TRY IT ▸
Only a number is wanted: how many lines in the listing contain the word "folder"?

GIVEN DATA ▸
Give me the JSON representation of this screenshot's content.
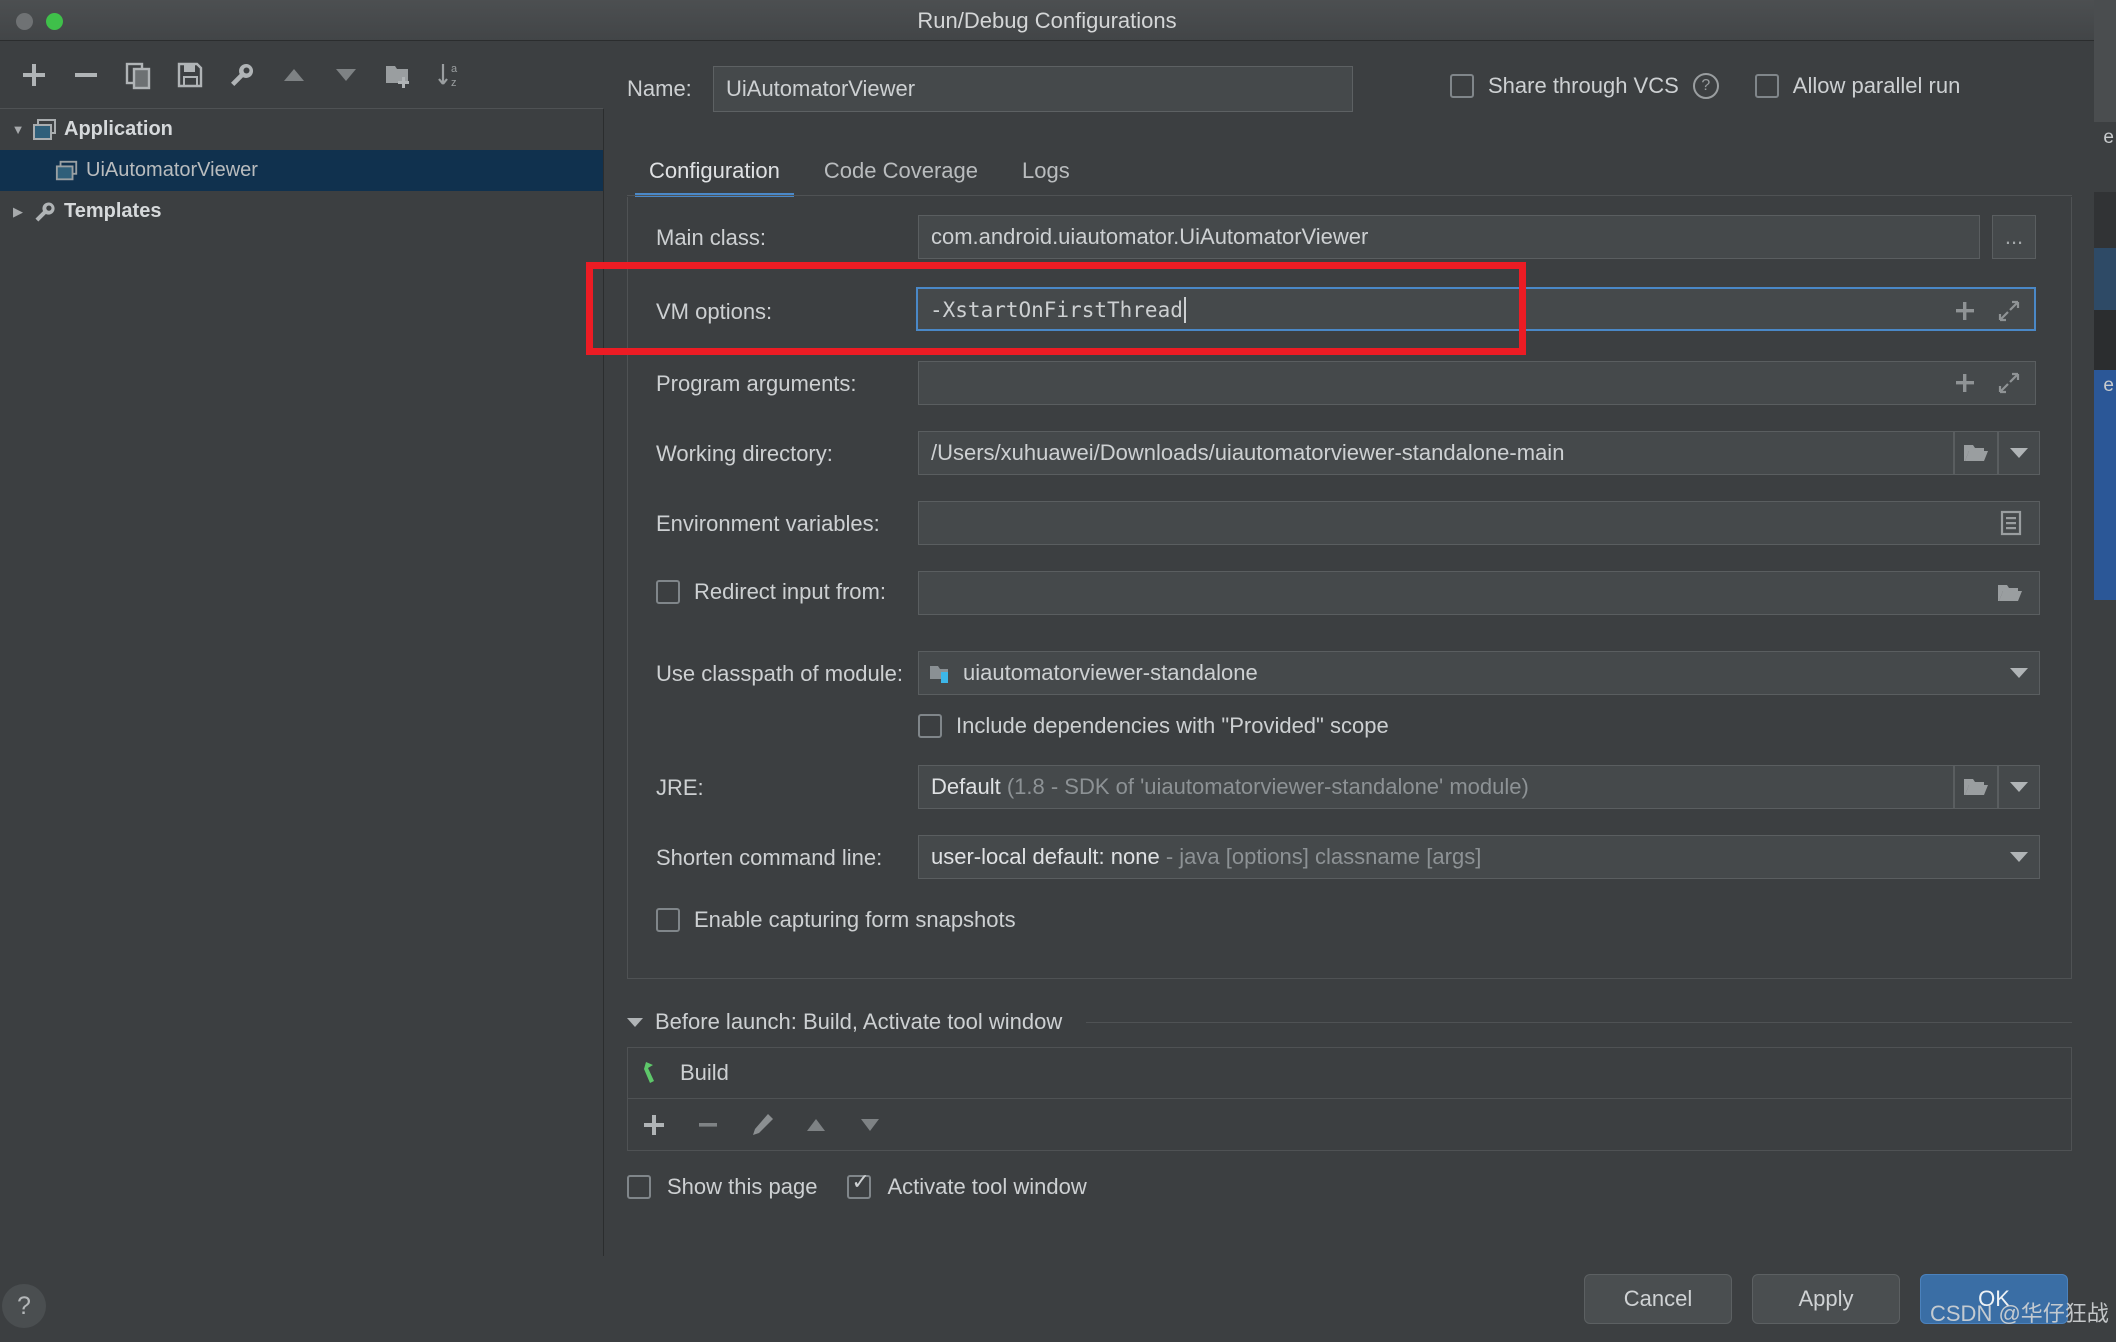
{
  "window": {
    "title": "Run/Debug Configurations"
  },
  "left_toolbar": {
    "buttons": [
      {
        "name": "add",
        "icon": "plus-icon"
      },
      {
        "name": "remove",
        "icon": "minus-icon"
      },
      {
        "name": "copy",
        "icon": "copy-icon"
      },
      {
        "name": "save",
        "icon": "save-icon"
      },
      {
        "name": "edit-templates",
        "icon": "wrench-icon"
      },
      {
        "name": "move-up",
        "icon": "arrow-up-icon"
      },
      {
        "name": "move-down",
        "icon": "arrow-down-icon"
      },
      {
        "name": "new-folder",
        "icon": "folder-add-icon"
      },
      {
        "name": "sort-alphabetically",
        "icon": "sort-az-icon"
      }
    ]
  },
  "tree": {
    "items": [
      {
        "label": "Application",
        "icon": "application-icon",
        "arrow": "▼",
        "bold": true,
        "selected": false,
        "child": false
      },
      {
        "label": "UiAutomatorViewer",
        "icon": "application-icon",
        "arrow": "",
        "bold": false,
        "selected": true,
        "child": true
      },
      {
        "label": "Templates",
        "icon": "wrench-icon",
        "arrow": "▶",
        "bold": true,
        "selected": false,
        "child": false
      }
    ]
  },
  "help_button": "?",
  "name_row": {
    "label": "Name:",
    "value": "UiAutomatorViewer",
    "share_through_vcs": "Share through VCS",
    "share_checked": false,
    "help_glyph": "?",
    "allow_parallel_run": "Allow parallel run",
    "allow_parallel_checked": false
  },
  "tabs": [
    {
      "label": "Configuration",
      "active": true
    },
    {
      "label": "Code Coverage",
      "active": false
    },
    {
      "label": "Logs",
      "active": false
    }
  ],
  "fields": {
    "main_class": {
      "label": "Main class:",
      "value": "com.android.uiautomator.UiAutomatorViewer",
      "browse_button": "..."
    },
    "vm_options": {
      "label": "VM options:",
      "value": "-XstartOnFirstThread",
      "focused": true,
      "expand_icon": "expand-icon",
      "insert_icon": "plus-icon"
    },
    "program_arguments": {
      "label": "Program arguments:",
      "value": "",
      "expand_icon": "expand-icon",
      "insert_icon": "plus-icon"
    },
    "working_directory": {
      "label": "Working directory:",
      "value": "/Users/xuhuawei/Downloads/uiautomatorviewer-standalone-main",
      "browse_icon": "folder-icon",
      "dropdown_icon": "chevron-down-icon"
    },
    "environment_variables": {
      "label": "Environment variables:",
      "value": "",
      "editor_icon": "list-edit-icon"
    },
    "redirect_input": {
      "label": "Redirect input from:",
      "checked": false,
      "value": "",
      "browse_icon": "folder-icon"
    },
    "use_classpath": {
      "label": "Use classpath of module:",
      "value": "uiautomatorviewer-standalone",
      "module_icon": "module-icon",
      "dropdown_icon": "chevron-down-icon"
    },
    "include_dependencies": {
      "label": "Include dependencies with \"Provided\" scope",
      "checked": false
    },
    "jre": {
      "label": "JRE:",
      "value_bright": "Default",
      "value_dim": "(1.8 - SDK of 'uiautomatorviewer-standalone' module)",
      "browse_icon": "folder-icon",
      "dropdown_icon": "chevron-down-icon"
    },
    "shorten_command_line": {
      "label": "Shorten command line:",
      "value_bright": "user-local default: none",
      "value_dim": "- java [options] classname [args]",
      "dropdown_icon": "chevron-down-icon"
    },
    "enable_capturing": {
      "label": "Enable capturing form snapshots",
      "checked": false
    }
  },
  "before_launch": {
    "title": "Before launch: Build, Activate tool window",
    "collapse_arrow": "▼",
    "items": [
      {
        "label": "Build",
        "icon": "build-hammer-icon"
      }
    ],
    "toolbar": [
      {
        "name": "add",
        "icon": "plus-icon"
      },
      {
        "name": "remove",
        "icon": "minus-icon"
      },
      {
        "name": "edit",
        "icon": "pencil-icon"
      },
      {
        "name": "move-up",
        "icon": "arrow-up-icon"
      },
      {
        "name": "move-down",
        "icon": "arrow-down-icon"
      }
    ],
    "show_this_page": {
      "label": "Show this page",
      "checked": false
    },
    "activate_tool_window": {
      "label": "Activate tool window",
      "checked": true
    }
  },
  "footer": {
    "cancel": "Cancel",
    "apply": "Apply",
    "ok": "OK"
  },
  "watermark": "CSDN @华仔狂战",
  "colors": {
    "accent": "#4a88c7",
    "selection": "#10314e",
    "annotation": "#ec1c24",
    "ok_button": "#3a6ea5",
    "background": "#3c3f41"
  }
}
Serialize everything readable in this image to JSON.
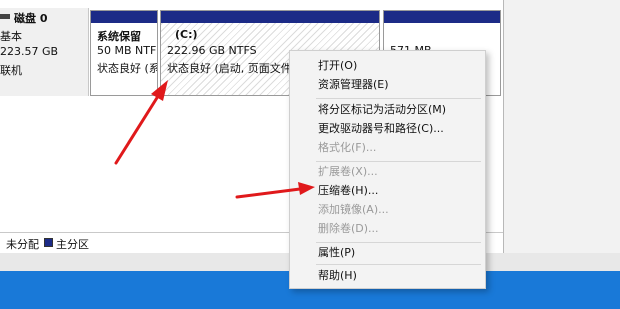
{
  "disk": {
    "title": "磁盘 0",
    "type": "基本",
    "size": "223.57 GB",
    "status": "联机"
  },
  "partitions": [
    {
      "name": "系统保留",
      "size": "50 MB NTF",
      "status": "状态良好 (系"
    },
    {
      "name": "(C:)",
      "size": "222.96 GB NTFS",
      "status": "状态良好 (启动, 页面文件,"
    },
    {
      "name": "",
      "size": "571 MB",
      "status": ""
    }
  ],
  "legend": {
    "unallocated": "未分配",
    "primary": "主分区"
  },
  "context_menu": {
    "items": [
      {
        "label": "打开(O)",
        "disabled": false
      },
      {
        "label": "资源管理器(E)",
        "disabled": false
      },
      {
        "label": "将分区标记为活动分区(M)",
        "disabled": false
      },
      {
        "label": "更改驱动器号和路径(C)...",
        "disabled": false
      },
      {
        "label": "格式化(F)...",
        "disabled": true
      },
      {
        "label": "扩展卷(X)...",
        "disabled": true
      },
      {
        "label": "压缩卷(H)...",
        "disabled": false
      },
      {
        "label": "添加镜像(A)...",
        "disabled": true
      },
      {
        "label": "删除卷(D)...",
        "disabled": true
      },
      {
        "label": "属性(P)",
        "disabled": false
      },
      {
        "label": "帮助(H)",
        "disabled": false
      }
    ]
  },
  "colors": {
    "partition_header": "#1c2b87",
    "arrow": "#e0191b",
    "taskbar": "#1979d8"
  },
  "annotations": [
    {
      "icon": "red-arrow-icon",
      "target": "partition-c"
    },
    {
      "icon": "red-arrow-icon",
      "target": "menu-item-shrink-volume"
    }
  ]
}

RESULT ▸
5